Bruno Ybarra concurs. "The dance market is too treacherous a landscape to survive in the long term. The attention span of the dance market is completely minute. The shelf life of the average dance record is like a week, and you've got to be on the bleeding edge of what's happening all the time. And all of us are in our late 20s and early 30s, so we're sort of graduating to that stage where we're not going to clubs every week. I guess we're all setting our sights on creating more enduring music."
Astralwerks specializes in exactly that -- overcoming the ephemeral nature of electronic music and building lasting careers.
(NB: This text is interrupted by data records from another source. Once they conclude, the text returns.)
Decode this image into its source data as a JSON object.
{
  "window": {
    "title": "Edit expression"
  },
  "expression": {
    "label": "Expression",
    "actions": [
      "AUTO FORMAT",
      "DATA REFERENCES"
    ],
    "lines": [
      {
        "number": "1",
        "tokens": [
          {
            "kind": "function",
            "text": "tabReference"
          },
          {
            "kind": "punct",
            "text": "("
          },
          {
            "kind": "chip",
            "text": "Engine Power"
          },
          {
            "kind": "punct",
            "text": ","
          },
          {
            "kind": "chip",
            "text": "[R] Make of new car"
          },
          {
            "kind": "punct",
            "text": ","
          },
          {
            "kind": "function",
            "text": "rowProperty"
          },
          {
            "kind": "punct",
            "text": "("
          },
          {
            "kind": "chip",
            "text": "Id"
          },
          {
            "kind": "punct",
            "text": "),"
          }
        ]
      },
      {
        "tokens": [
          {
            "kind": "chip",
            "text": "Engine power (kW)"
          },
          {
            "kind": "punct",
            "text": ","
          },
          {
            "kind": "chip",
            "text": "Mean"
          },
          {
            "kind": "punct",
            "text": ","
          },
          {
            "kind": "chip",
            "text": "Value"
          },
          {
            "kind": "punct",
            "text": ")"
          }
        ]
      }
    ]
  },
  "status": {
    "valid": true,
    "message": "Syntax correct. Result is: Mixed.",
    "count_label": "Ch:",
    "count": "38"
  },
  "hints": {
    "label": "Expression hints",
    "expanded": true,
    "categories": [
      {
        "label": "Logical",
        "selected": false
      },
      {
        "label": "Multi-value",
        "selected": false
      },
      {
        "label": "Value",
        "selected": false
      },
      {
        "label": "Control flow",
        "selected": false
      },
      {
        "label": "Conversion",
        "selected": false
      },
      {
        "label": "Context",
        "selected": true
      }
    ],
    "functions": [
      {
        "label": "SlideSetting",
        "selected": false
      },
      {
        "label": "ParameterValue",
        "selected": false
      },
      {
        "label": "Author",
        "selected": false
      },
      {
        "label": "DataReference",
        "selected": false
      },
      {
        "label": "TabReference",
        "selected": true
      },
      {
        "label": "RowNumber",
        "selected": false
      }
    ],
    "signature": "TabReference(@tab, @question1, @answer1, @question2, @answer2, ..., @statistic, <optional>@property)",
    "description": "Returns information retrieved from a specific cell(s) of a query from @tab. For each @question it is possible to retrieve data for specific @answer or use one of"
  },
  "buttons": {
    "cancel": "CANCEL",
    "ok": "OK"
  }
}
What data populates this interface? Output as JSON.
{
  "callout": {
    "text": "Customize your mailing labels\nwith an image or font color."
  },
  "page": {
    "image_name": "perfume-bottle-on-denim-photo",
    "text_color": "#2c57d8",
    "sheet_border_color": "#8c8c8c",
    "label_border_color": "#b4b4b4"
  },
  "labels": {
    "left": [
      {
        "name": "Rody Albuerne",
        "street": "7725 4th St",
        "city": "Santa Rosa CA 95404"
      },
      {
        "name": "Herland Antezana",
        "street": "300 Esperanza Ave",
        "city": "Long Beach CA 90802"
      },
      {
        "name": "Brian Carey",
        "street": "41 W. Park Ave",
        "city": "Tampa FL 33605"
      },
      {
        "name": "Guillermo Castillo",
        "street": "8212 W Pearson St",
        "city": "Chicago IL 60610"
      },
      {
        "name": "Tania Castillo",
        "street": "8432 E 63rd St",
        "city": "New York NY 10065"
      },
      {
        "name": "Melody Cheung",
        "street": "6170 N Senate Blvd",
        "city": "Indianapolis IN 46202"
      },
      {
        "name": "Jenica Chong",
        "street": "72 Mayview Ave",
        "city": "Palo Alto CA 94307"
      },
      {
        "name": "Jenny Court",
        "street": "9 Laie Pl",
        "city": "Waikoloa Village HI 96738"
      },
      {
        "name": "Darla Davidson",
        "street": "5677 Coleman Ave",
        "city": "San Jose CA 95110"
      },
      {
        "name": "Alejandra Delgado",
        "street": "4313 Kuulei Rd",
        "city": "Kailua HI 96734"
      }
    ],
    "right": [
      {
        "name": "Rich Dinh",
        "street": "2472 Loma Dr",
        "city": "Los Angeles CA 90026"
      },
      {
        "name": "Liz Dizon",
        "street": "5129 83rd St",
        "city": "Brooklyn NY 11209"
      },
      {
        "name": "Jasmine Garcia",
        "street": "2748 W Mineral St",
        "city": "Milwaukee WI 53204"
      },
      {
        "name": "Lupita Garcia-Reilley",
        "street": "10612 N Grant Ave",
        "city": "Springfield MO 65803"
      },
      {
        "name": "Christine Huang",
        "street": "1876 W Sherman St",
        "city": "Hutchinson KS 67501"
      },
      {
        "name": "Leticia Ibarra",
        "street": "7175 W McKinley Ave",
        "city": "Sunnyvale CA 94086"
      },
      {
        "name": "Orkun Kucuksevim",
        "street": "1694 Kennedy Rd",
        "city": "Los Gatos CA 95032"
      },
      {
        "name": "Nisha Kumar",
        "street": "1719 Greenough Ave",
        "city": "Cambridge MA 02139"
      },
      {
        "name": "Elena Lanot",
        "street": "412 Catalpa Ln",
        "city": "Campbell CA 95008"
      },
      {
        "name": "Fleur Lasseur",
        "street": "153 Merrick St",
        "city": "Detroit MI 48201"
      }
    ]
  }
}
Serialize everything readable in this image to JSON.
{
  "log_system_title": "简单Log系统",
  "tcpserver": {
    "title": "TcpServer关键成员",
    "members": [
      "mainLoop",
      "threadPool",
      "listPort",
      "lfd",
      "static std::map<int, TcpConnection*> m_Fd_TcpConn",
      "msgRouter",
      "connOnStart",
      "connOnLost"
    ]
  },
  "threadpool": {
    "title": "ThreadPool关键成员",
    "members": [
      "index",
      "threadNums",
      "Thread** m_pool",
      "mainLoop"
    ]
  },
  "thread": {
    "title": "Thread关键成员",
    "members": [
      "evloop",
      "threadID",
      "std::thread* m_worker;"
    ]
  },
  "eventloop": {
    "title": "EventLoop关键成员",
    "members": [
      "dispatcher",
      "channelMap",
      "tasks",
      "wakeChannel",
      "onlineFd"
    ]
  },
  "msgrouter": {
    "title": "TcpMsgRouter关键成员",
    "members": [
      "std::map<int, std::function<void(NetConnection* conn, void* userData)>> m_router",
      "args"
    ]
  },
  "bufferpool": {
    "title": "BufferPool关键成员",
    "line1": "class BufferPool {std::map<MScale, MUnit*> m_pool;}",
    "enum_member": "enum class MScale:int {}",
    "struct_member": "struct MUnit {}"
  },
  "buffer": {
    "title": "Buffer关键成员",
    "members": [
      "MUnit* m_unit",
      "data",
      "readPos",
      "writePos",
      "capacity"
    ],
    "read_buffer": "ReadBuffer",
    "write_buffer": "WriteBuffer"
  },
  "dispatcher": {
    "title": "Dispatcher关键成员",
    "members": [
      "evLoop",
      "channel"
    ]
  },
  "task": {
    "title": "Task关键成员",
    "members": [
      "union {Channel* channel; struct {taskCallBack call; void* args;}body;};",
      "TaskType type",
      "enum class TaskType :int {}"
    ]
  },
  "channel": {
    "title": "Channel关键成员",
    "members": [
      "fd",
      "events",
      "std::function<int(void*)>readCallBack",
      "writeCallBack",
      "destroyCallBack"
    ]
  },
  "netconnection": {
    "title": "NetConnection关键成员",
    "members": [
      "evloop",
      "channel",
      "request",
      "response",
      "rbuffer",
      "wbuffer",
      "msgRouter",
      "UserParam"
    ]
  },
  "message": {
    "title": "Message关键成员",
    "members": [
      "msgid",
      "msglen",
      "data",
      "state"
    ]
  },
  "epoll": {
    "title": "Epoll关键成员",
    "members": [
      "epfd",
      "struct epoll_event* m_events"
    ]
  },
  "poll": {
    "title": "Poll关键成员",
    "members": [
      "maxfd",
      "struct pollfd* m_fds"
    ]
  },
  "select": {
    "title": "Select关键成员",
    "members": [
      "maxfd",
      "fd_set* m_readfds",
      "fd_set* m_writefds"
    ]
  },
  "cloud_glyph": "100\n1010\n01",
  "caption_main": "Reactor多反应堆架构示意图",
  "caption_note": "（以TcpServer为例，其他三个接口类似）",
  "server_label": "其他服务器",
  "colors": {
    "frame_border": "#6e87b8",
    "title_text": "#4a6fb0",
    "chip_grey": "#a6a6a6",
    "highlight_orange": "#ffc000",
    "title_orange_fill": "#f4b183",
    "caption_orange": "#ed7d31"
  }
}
But each of the label's successful crossovers has had magazine-friendly looks and a bit of the swagger the press demands. Contrarily, Naked's first three acts scheduled for full LPs -- Blue Six, Aquanote, and Petalpusher -- are all behind-the-scenes producer types. Lisa Shaw, whose record is slated for September 2002, possesses the most star appeal. Ybarra calls her album to date "a midtempo, very classic-sounding record à la the Sade/Jill Scott/neo-soul kind of thing." Accordingly, Ybarra says he is devoting most of next year to nurturing Shaw's career development.
Astralwerks' vested interest in Naked Music has impinged on the autonomy of some of its musicians. S.F.'s Miguel Migs, whose Petalpusher album has been complete for months but has been pushed back by Astralwerks' scheduling experts, sees trade-offs in the increased exposure. "When labels go with a major, they start thinking of what will make them bigger and what will sell more instead of why they did it in the first place," he comments. "So I see some of that happening, which is a little disappointing."
Migs says the album he originally submitted had "lots of different styles, a lot of downtempo stuff and even reggae stuff in addition to the house -- some of which Astralwerks doesn't want on the album. I think they want it less diverse and more continuous, which bursts the whole point to me, because I'm a producer rather than an artist. It's a different kind of marketing."
But the strength of Astralwerks' overall push might make the few compromises worth it. "People found the early stuff on Naked that we were doing for the love of the music, not for any marketing or money strategy," Migs observes. "So now with more promotion behind it, there's no doubt it will cross to a whole new breed of people who don't know where to find dance music."
If it does connect with that new breed, Naked might just become the first big dance label that could.